Innovation and disruption: tools for social good, or get-rich-quick schemes?

We hear the term "disrupted" a lot. But what does it mean, and why does the fear of change it represents perfectly describe how President Trump won in 2016?

Michael Slaby: I think it's really easy—in sort of the world of marketing in general—to sort of fall victim to this “shiny object syndrome” of like innovation for the sake of innovation and disruption for the sake of disruption. 

I think both of those concepts are ultimately pretty bad for society. Innovation and disruption for the sake of innovation and disruption is like driving a wrecking ball blindfolded. Unless there's some real reason and mission and goal for turning an industry upside down, if our only goal is turning one dollar into two or ten I'm not sure that sufficient motivation to up end an economy. 

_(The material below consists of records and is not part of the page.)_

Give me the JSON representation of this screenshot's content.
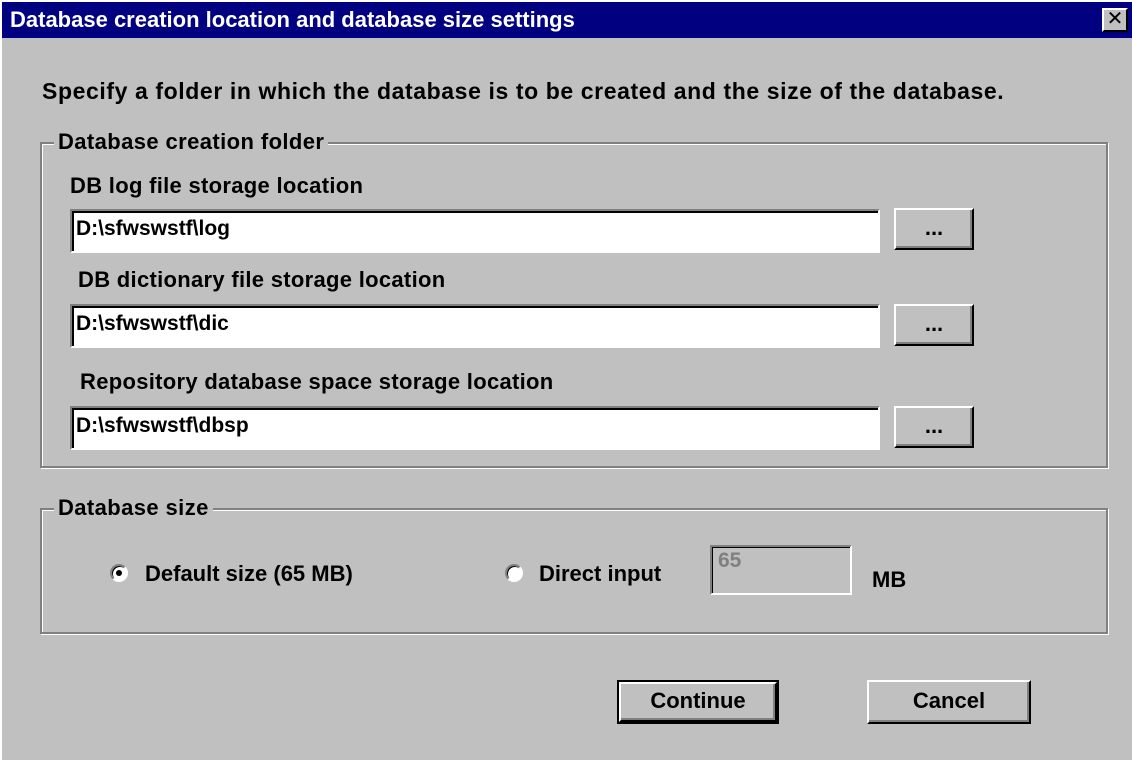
{
  "window": {
    "title": "Database creation location and database size settings",
    "close_glyph": "✕"
  },
  "instruction": "Specify a folder in which the database is to be created and the size of the database.",
  "creation_folder": {
    "group_label": "Database creation folder",
    "fields": [
      {
        "label": "DB log file storage location",
        "value": "D:\\sfwswstf\\log",
        "browse_label": "..."
      },
      {
        "label": "DB dictionary file storage location",
        "value": "D:\\sfwswstf\\dic",
        "browse_label": "..."
      },
      {
        "label": "Repository database space storage location",
        "value": "D:\\sfwswstf\\dbsp",
        "browse_label": "..."
      }
    ]
  },
  "database_size": {
    "group_label": "Database size",
    "default_option": {
      "label": "Default size (65 MB)",
      "selected": true
    },
    "direct_option": {
      "label": "Direct input",
      "selected": false
    },
    "direct_value": "65",
    "unit": "MB"
  },
  "buttons": {
    "continue_label": "Continue",
    "cancel_label": "Cancel"
  }
}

Sometimes innovation and disruption are necessary for progress, they're necessary for rethinking things and for getting out of stale habits that aren't working, but I think especially when it comes to technology relative to social good—and politics having a clear understanding of the communities that you're engaging and a clear mission—that you're talking about the role, that people are going to have in the mission that you're trying to drive is much more important than any particular technical innovation. Using new tools is a good idea. Reaching people in ways and reaching people where they are, reaching communities where they're comfortable and in their own language and listening on those platforms and in those networks where people are, these are all things that we should do.

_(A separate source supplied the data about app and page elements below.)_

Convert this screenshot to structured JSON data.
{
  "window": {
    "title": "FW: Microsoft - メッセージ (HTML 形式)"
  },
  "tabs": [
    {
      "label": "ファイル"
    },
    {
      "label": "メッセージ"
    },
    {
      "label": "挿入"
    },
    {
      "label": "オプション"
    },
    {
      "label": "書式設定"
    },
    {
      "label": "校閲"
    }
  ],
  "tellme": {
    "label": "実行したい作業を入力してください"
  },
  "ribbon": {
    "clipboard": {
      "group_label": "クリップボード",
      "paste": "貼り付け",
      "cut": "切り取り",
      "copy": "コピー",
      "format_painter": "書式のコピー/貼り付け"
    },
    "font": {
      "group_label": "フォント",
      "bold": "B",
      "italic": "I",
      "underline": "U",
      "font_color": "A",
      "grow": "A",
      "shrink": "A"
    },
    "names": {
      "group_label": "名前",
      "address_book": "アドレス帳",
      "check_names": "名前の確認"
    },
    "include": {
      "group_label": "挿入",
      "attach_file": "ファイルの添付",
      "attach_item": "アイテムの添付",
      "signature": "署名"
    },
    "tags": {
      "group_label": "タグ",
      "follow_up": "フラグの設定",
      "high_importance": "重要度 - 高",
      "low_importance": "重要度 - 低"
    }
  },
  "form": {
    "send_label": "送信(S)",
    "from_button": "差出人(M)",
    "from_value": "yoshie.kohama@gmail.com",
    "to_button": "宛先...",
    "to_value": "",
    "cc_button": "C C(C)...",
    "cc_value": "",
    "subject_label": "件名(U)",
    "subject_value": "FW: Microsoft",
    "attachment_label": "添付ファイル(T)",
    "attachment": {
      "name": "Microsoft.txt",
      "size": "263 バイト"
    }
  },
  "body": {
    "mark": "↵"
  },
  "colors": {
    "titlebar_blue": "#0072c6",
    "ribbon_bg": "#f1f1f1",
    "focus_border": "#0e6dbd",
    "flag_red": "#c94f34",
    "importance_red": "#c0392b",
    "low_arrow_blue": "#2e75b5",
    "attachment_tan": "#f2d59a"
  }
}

But the goal here isn't to do something new, the goal is the same as it's always been, which is to build a relationship with a person that sees our vision for the future or an issue or the country the same way we do and to inspire in them a desire to participate in the future that we're trying to lay out and that we're trying to lead. 

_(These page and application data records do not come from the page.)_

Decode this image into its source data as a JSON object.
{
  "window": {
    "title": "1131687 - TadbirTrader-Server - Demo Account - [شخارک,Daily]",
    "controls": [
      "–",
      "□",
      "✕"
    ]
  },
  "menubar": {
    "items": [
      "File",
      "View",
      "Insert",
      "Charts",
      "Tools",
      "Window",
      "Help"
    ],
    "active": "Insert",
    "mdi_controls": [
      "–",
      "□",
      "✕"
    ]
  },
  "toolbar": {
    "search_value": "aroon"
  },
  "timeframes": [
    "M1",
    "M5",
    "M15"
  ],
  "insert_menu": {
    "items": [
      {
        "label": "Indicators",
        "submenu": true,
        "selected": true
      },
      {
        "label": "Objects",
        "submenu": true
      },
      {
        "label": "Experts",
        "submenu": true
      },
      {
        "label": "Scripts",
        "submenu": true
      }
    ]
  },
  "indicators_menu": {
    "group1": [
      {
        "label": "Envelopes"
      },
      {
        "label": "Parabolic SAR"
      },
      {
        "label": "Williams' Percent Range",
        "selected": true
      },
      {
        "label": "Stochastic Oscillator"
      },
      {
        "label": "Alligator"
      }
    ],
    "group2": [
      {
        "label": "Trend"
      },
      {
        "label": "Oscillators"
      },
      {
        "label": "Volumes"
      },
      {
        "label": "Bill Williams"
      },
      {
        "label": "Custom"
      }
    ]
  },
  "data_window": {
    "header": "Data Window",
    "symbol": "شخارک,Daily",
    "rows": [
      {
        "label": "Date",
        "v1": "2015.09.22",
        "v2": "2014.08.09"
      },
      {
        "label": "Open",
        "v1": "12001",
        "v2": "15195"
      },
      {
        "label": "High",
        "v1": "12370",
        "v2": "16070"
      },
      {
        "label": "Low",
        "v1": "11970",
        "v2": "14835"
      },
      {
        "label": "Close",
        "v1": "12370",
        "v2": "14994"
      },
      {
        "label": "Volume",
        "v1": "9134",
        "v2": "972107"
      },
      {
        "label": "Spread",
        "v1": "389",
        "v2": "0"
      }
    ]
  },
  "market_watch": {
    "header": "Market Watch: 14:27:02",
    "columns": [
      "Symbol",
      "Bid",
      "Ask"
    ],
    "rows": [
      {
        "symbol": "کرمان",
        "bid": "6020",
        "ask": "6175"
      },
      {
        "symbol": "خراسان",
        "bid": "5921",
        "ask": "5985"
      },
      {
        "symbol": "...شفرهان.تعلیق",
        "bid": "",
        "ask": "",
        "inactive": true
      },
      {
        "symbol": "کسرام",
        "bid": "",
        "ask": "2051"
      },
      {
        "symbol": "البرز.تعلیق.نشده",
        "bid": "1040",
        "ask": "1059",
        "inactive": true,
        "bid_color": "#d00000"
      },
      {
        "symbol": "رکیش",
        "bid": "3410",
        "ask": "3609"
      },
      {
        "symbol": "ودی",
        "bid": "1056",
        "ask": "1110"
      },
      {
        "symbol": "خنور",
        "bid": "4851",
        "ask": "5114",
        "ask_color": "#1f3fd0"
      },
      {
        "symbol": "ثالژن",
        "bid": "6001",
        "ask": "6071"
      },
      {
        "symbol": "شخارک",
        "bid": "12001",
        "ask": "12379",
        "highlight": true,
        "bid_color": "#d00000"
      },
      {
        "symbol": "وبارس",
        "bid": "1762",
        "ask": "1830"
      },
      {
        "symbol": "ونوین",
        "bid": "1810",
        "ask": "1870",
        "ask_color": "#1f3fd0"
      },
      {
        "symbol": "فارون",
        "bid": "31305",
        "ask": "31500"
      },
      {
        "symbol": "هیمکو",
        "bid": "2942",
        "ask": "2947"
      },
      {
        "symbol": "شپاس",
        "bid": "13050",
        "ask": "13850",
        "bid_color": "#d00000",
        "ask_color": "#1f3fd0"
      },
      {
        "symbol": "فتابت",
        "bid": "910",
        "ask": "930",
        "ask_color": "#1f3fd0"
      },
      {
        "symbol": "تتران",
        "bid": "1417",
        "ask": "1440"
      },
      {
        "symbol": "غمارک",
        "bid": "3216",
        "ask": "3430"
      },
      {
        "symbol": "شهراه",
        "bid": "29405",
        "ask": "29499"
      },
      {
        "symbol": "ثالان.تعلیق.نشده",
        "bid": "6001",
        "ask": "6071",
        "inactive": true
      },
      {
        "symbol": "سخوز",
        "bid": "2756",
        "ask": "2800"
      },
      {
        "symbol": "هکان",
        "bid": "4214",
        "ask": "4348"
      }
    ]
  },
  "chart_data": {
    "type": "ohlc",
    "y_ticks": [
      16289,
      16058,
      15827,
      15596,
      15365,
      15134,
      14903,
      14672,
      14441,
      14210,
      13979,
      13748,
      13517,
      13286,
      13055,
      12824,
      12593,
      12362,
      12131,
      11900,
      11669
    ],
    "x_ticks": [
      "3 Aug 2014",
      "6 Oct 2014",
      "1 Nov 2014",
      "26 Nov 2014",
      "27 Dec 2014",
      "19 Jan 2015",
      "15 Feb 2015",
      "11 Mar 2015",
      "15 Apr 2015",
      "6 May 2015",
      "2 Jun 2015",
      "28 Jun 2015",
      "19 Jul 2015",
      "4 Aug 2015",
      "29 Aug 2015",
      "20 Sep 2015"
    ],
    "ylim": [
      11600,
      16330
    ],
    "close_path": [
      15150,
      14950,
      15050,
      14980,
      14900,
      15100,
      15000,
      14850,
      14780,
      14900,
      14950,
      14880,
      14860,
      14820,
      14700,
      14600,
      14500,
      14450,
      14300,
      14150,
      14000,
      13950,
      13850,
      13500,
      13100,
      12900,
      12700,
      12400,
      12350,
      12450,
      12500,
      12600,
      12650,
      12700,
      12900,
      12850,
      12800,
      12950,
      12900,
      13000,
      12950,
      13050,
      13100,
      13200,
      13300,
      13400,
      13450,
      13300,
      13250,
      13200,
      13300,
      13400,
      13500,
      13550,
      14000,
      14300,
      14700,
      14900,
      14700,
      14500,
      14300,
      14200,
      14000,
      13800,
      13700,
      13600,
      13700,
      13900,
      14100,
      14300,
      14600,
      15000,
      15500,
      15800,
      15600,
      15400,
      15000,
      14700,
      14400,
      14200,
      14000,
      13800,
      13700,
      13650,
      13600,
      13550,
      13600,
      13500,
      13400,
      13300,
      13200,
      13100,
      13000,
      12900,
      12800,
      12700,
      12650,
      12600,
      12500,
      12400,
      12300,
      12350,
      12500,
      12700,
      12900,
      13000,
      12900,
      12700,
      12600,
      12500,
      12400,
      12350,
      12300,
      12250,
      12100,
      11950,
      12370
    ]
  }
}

I think this is where there's a real challenge in a world where attention is so divided, where we consume so much content from so many places, if we are too quick to skip to tactical conversations or in politics too quickly to skip the policy—“So I hear that you have anxiety about the future of your job. I have a 39-point plan”—when we're too quick to skip past the emotion of anxiety and the need for that person to feel comfortable and confident in that we understand the anxiety that they feel, we lose track of people really fast. 

And I think that's a place where President Trump was extremely successful in 2016. He spoke to a frustration and an anxiety about the pace of change that scares people, and it's disruptive to all of us. The pace of innovation is so fast that we are all living through more disruption and more change than we've ever had to before.

And speaking to that anxiety and that uncertainty is a really important part of leadership. Leading a community through change is about confidence and managing anxiety and managing change. 

And I think skipping to I think ultimately the promises that President Trump made during the campaign are ones that he can't deliver on. I think that ultimately he's a little bit like a seventh-grader running for a class president saying he's going to put Coca-Cola in the water fountains. But he's speaking to a feeling and an intensity and an emotion that is important, and not speaking at that altitude about values and belief is a real deficit for progressives I think.

"Disruption" sure is a word that tech bros like to bandy around a lot. Sure, there are companies like Uber and Facebook that really shook the world up, and those companies warrant the title of "disruptive." But at this breakneck rate of change that we're experiencing, is that good for the overwhelming majority of us who don't work for these tech companies? Are we experiencing a looming jobs crisis with AI, and will the jobs and money lost in the 2008 financial crisis ever really come back? Is this why, Slaby posits, Trump truly won the election—because people are scared of the rate of change?

Why the ocean you know and love won’t exist in 50 years

Can sensitive coral reefs survive another human generation?

Videos
  • Coral reefs may not be able to survive another human decade because of the environmental stress we have placed on them, says author David Wallace-Wells. He posits that without meaningful changes to policies, the trend of them dying out, even in light of recent advances, will continue.
  • The World Wildlife Fund says that 60 percent of all vertebrate mammals have died since just 1970. On top of this, recent studies suggest that insect populations may have fallen by as much as 75 percent over the last few decades.
  • If it were not for our oceans, the planet would probably be already several degrees warmer than it is today due to the emissions we've expelled into the atmosphere.
Keep reading Show less

​There are two kinds of failure – but only one is honorable

Malcolm Gladwell teaches "Get over yourself and get to work" for Big Think Edge.

Big Think Edge
  • Learn to recognize failure and know the big difference between panicking and choking.
  • At Big Think Edge, Malcolm Gladwell teaches how to check your inner critic and get clear on what failure is.
  • Subscribe to Big Think Edge before we launch on March 30 to get 20% off monthly and annual memberships.
Keep reading Show less

Health care: Information tech must catch up to medical marvels

Michael Dowling, Northwell Health's CEO, believes we're entering the age of smart medicine.

Photo: Tom Werner / Getty Images
Sponsored by Northwell Health
  • The United States health care system has much room for improvement, and big tech may be laying the foundation for those improvements.
  • Technological progress in medicine is coming from two fronts: medical technology and information technology.
  • As information technology develops, patients will become active participants in their health care, and value-based care may become a reality.
Keep reading Show less